Lezyne says: "Compact cycling light with a machined aluminium body. A bright, single LED system provides up to 400 lumens and a Daytime Flash mode. Battery runtime has increased by 2.5 hours for up to 20 hours of runtime. It features eight output modes and cut-outs for side visibility. Charging is simple with an integrated cable-free USB stick. It's available in Black & Silver and securely straps to a variety of handle bar shapes and sizes."
Tell us some more about the technical aspects of the light?
Max Lumens: 400 lumens.
Max Runtime: 20 hours.
Recharge Time: 2.5 hours.
Colours: Black, Silver.
Super-easy to use.
A complete breeze to set up and get running.

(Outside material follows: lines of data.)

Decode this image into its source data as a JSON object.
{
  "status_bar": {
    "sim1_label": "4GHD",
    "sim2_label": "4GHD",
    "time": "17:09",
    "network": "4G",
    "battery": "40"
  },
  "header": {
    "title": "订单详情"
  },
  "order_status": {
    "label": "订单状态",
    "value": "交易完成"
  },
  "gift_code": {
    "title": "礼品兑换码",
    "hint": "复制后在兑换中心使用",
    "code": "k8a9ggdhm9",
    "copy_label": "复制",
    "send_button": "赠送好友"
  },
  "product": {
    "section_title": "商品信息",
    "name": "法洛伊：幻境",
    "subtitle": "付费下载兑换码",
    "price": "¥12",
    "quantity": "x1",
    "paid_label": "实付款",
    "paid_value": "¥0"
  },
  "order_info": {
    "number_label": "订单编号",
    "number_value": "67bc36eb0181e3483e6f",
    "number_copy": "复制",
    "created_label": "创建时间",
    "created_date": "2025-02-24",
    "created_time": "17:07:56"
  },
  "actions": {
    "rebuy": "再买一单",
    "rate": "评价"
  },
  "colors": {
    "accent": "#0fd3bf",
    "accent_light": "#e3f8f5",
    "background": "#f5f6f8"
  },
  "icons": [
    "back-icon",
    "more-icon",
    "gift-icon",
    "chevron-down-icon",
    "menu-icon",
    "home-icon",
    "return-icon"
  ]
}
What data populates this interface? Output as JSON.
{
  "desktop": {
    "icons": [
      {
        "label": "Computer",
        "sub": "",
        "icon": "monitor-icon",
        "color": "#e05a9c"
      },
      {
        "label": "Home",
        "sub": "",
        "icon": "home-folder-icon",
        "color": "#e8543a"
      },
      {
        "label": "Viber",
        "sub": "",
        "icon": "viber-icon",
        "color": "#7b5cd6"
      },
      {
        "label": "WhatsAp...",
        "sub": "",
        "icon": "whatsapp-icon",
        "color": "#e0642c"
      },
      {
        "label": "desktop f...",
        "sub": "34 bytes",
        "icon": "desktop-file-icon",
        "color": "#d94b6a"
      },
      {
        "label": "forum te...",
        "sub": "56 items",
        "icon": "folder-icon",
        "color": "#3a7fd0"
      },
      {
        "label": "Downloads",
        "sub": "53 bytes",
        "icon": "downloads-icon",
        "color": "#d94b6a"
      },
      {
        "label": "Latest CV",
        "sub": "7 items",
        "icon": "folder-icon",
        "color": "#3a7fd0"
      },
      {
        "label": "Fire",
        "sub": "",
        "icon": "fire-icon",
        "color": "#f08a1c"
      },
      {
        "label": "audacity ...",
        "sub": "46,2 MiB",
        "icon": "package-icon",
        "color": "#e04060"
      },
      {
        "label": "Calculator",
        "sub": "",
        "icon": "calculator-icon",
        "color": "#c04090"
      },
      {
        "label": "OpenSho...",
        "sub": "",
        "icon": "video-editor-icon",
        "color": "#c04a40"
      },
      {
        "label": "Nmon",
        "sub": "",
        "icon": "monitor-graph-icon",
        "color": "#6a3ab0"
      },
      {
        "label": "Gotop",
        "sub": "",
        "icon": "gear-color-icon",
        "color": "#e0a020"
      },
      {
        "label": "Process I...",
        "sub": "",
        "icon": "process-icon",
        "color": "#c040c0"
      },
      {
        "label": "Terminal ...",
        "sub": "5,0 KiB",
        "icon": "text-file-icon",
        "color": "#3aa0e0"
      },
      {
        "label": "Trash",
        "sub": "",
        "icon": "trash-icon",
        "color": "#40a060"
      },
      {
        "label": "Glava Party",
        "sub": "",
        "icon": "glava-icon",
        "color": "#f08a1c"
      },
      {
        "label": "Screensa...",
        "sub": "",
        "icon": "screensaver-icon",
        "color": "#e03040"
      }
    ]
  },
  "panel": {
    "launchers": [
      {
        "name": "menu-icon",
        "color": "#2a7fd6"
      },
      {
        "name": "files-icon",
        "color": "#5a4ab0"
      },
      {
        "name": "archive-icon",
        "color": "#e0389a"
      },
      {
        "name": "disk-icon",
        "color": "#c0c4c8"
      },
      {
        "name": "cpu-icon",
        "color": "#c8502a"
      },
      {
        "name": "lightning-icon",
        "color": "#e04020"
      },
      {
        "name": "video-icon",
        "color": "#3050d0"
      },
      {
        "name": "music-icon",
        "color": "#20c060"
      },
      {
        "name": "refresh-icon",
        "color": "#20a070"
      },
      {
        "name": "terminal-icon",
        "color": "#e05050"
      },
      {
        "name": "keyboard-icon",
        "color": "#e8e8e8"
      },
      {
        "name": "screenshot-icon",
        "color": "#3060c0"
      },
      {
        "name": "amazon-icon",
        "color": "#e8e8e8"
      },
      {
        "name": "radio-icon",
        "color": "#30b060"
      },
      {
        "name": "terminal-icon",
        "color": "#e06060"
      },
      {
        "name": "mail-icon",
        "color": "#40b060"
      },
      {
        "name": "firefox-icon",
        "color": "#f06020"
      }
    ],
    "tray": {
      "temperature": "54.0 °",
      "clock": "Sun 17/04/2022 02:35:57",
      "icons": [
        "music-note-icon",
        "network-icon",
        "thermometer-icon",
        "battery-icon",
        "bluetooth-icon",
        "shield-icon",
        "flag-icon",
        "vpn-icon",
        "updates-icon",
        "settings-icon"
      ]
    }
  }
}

No issues during heavy downpours or the hose-pipe test.
It doesn't last all that long on the brightest mode, but the lower brightness and flash modes eke out the battery to a useful range.
Against other rivals at this price – and slightly higher – it's good value when you take into account the smart design, compact shape and ease of use.
Tell us how the light performed overall when used for its designed purpose
Perfect for daily commuting, and a good one to use in the daytime and as backup to a brighter main light.
Tell us what you particularly liked about the light
Easy to fit and remove, and the integrated USB stick.
Tell us what you particularly disliked about the light
The 400-lumen mode run-time isn't longer.
Did you enjoy using the light? Yes
Would you consider buying the light? Yes
Would you recommend the light to a friend? Yes
Use this box to explain your overall score
It scores well across the board; it's only the slightly limited run-time in the brightest mode that holds it back.
About the tester
I usually ride: My best bike is:
I've been riding for: 10-20 years I ride: Every day I would class myself as: Expert
I regularly do the following types of riding: road racing, time trialling, cyclo-cross, commuting, touring, mountain biking
David has worked on the road.cc tech team since July 2012. Previously he was editor of Bikemagic.com and before that staff writer at RCUK. He's a seasoned cyclist of all disciplines, from road to mountain biking, touring to cyclo-cross, he only wishes he had time to ride them all. He's mildly competitive, though he'll never admit it, and is a frequent road racer but is too lazy to do really well. He currently resides in the Cotswolds.